Problem details – The entries below are to be reproduced in full, exactly as written.

Excerpts from an interface dataset –
__________________________________________________

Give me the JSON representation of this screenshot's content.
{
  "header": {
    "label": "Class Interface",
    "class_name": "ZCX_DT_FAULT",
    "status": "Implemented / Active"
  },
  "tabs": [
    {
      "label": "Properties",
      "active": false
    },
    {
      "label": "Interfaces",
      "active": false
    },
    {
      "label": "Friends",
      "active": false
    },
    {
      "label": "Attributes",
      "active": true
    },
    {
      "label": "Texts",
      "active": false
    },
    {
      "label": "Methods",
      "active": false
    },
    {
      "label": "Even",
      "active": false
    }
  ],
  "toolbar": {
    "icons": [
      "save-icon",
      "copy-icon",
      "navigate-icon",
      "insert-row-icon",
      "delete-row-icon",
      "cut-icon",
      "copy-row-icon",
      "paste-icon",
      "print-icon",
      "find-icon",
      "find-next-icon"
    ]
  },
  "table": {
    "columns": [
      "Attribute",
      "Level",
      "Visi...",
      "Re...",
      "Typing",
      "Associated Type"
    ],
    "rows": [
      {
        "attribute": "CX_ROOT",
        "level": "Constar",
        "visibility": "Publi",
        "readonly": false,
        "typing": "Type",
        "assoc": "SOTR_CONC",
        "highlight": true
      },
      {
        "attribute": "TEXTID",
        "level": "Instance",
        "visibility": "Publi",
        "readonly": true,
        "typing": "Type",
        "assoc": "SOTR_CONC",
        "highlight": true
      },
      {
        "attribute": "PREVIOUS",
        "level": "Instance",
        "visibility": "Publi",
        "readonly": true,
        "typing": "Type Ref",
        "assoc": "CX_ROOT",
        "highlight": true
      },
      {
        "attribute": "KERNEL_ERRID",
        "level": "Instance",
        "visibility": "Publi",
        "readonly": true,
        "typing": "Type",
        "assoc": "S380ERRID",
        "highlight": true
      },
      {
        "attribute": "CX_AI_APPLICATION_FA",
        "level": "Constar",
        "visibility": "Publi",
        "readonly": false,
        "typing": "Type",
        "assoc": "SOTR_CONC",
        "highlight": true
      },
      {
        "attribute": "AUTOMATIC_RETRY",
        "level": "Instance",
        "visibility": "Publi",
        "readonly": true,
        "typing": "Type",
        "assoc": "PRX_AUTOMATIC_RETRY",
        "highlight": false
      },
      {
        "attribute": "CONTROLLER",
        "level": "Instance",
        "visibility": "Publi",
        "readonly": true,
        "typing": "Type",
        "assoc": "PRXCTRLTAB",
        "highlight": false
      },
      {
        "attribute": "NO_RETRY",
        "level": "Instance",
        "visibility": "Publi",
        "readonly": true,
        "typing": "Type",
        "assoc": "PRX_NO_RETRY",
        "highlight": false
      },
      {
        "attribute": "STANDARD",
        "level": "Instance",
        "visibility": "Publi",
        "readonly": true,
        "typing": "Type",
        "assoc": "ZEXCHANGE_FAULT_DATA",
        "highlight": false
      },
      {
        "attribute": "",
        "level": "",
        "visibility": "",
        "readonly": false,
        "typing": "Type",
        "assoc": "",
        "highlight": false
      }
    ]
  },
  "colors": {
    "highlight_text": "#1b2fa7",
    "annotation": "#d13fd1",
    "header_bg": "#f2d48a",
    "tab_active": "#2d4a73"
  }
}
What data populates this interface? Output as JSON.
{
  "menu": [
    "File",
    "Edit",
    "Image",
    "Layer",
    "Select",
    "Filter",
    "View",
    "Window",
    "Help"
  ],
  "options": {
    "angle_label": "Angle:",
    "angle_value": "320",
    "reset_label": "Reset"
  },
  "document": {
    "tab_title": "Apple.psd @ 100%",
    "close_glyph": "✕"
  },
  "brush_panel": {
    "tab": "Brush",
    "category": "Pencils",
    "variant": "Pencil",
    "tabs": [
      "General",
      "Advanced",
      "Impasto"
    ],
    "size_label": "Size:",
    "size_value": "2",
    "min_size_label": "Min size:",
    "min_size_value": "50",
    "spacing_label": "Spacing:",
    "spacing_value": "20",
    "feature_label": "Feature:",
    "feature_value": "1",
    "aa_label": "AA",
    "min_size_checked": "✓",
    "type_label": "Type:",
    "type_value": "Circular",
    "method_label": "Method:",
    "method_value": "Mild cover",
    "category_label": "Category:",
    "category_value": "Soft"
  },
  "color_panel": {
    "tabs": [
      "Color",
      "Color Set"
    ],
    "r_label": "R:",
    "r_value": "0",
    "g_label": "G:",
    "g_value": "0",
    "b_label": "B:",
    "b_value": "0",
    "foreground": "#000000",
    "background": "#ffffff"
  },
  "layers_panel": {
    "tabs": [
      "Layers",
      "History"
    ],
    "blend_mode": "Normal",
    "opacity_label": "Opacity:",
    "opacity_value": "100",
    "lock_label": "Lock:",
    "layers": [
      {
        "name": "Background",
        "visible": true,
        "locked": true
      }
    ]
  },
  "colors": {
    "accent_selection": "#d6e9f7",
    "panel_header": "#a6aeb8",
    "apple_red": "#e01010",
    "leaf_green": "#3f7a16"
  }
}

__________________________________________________

Output –
Give me the JSON representation of this screenshot's content.
{
  "header": {
    "label": "Class Interface",
    "class_name": "ZCX_DT_FAULT",
    "status": "Implemented / Active"
  },
  "tabs": [
    {
      "label": "Properties",
      "active": false
    },
    {
      "label": "Interfaces",
      "active": false
    },
    {
      "label": "Friends",
      "active": false
    },
    {
      "label": "Attributes",
      "active": true
    },
    {
      "label": "Texts",
      "active": false
    },
    {
      "label": "Methods",
      "active": false
    },
    {
      "label": "Even",
      "active": false
    }
  ],
  "toolbar": {
    "icons": [
      "save-icon",
      "copy-icon",
      "navigate-icon",
      "insert-row-icon",
      "delete-row-icon",
      "cut-icon",
      "copy-row-icon",
      "paste-icon",
      "print-icon",
      "find-icon",
      "find-next-icon"
    ]
  },
  "table": {
    "columns": [
      "Attribute",
      "Level",
      "Visi...",
      "Re...",
      "Typing",
      "Associated Type"
    ],
    "rows": [
      {
        "attribute": "CX_ROOT",
        "level": "Constar",
        "visibility": "Publi",
        "readonly": false,
        "typing": "Type",
        "assoc": "SOTR_CONC",
        "highlight": true
      },
      {
        "attribute": "TEXTID",
        "level": "Instance",
        "visibility": "Publi",
        "readonly": true,
        "typing": "Type",
        "assoc": "SOTR_CONC",
        "highlight": true
      },
      {
        "attribute": "PREVIOUS",
        "level": "Instance",
        "visibility": "Publi",
        "readonly": true,
        "typing": "Type Ref",
        "assoc": "CX_ROOT",
        "highlight": true
      },
      {
        "attribute": "KERNEL_ERRID",
        "level": "Instance",
        "visibility": "Publi",
        "readonly": true,
        "typing": "Type",
        "assoc": "S380ERRID",
        "highlight": true
      },
      {
        "attribute": "CX_AI_APPLICATION_FA",
        "level": "Constar",
        "visibility": "Publi",
        "readonly": false,
        "typing": "Type",
        "assoc": "SOTR_CONC",
        "highlight": true
      },
      {
        "attribute": "AUTOMATIC_RETRY",
        "level": "Instance",
        "visibility": "Publi",
        "readonly": true,
        "typing": "Type",
        "assoc": "PRX_AUTOMATIC_RETRY",
        "highlight": false
      },
      {
        "attribute": "CONTROLLER",
        "level": "Instance",
        "visibility": "Publi",
        "readonly": true,
        "typing": "Type",
        "assoc": "PRXCTRLTAB",
        "highlight": false
      },
      {
        "attribute": "NO_RETRY",
        "level": "Instance",
        "visibility": "Publi",
        "readonly": true,
        "typing": "Type",
        "assoc": "PRX_NO_RETRY",
        "highlight": false
      },
      {
        "attribute": "STANDARD",
        "level": "Instance",
        "visibility": "Publi",
        "readonly": true,
        "typing": "Type",
        "assoc": "ZEXCHANGE_FAULT_DATA",
        "highlight": false
      },
      {
        "attribute": "",
        "level": "",
        "visibility": "",
        "readonly": false,
        "typing": "Type",
        "assoc": "",
        "highlight": false
      }
    ]
  },
  "colors": {
    "highlight_text": "#1b2fa7",
    "annotation": "#d13fd1",
    "header_bg": "#f2d48a",
    "tab_active": "#2d4a73"
  }
}
What data populates this interface? Output as JSON.
{
  "menu": [
    "File",
    "Edit",
    "Image",
    "Layer",
    "Select",
    "Filter",
    "View",
    "Window",
    "Help"
  ],
  "options": {
    "angle_label": "Angle:",
    "angle_value": "320",
    "reset_label": "Reset"
  },
  "document": {
    "tab_title": "Apple.psd @ 100%",
    "close_glyph": "✕"
  },
  "brush_panel": {
    "tab": "Brush",
    "category": "Pencils",
    "variant": "Pencil",
    "tabs": [
      "General",
      "Advanced",
      "Impasto"
    ],
    "size_label": "Size:",
    "size_value": "2",
    "min_size_label": "Min size:",
    "min_size_value": "50",
    "spacing_label": "Spacing:",
    "spacing_value": "20",
    "feature_label": "Feature:",
    "feature_value": "1",
    "aa_label": "AA",
    "min_size_checked": "✓",
    "type_label": "Type:",
    "type_value": "Circular",
    "method_label": "Method:",
    "method_value": "Mild cover",
    "category_label": "Category:",
    "category_value": "Soft"
  },
  "color_panel": {
    "tabs": [
      "Color",
      "Color Set"
    ],
    "r_label": "R:",
    "r_value": "0",
    "g_label": "G:",
    "g_value": "0",
    "b_label": "B:",
    "b_value": "0",
    "foreground": "#000000",
    "background": "#ffffff"
  },
  "layers_panel": {
    "tabs": [
      "Layers",
      "History"
    ],
    "blend_mode": "Normal",
    "opacity_label": "Opacity:",
    "opacity_value": "100",
    "lock_label": "Lock:",
    "layers": [
      {
        "name": "Background",
        "visible": true,
        "locked": true
      }
    ]
  },
  "colors": {
    "accent_selection": "#d6e9f7",
    "panel_header": "#a6aeb8",
    "apple_red": "#e01010",
    "leaf_green": "#3f7a16"
  }
}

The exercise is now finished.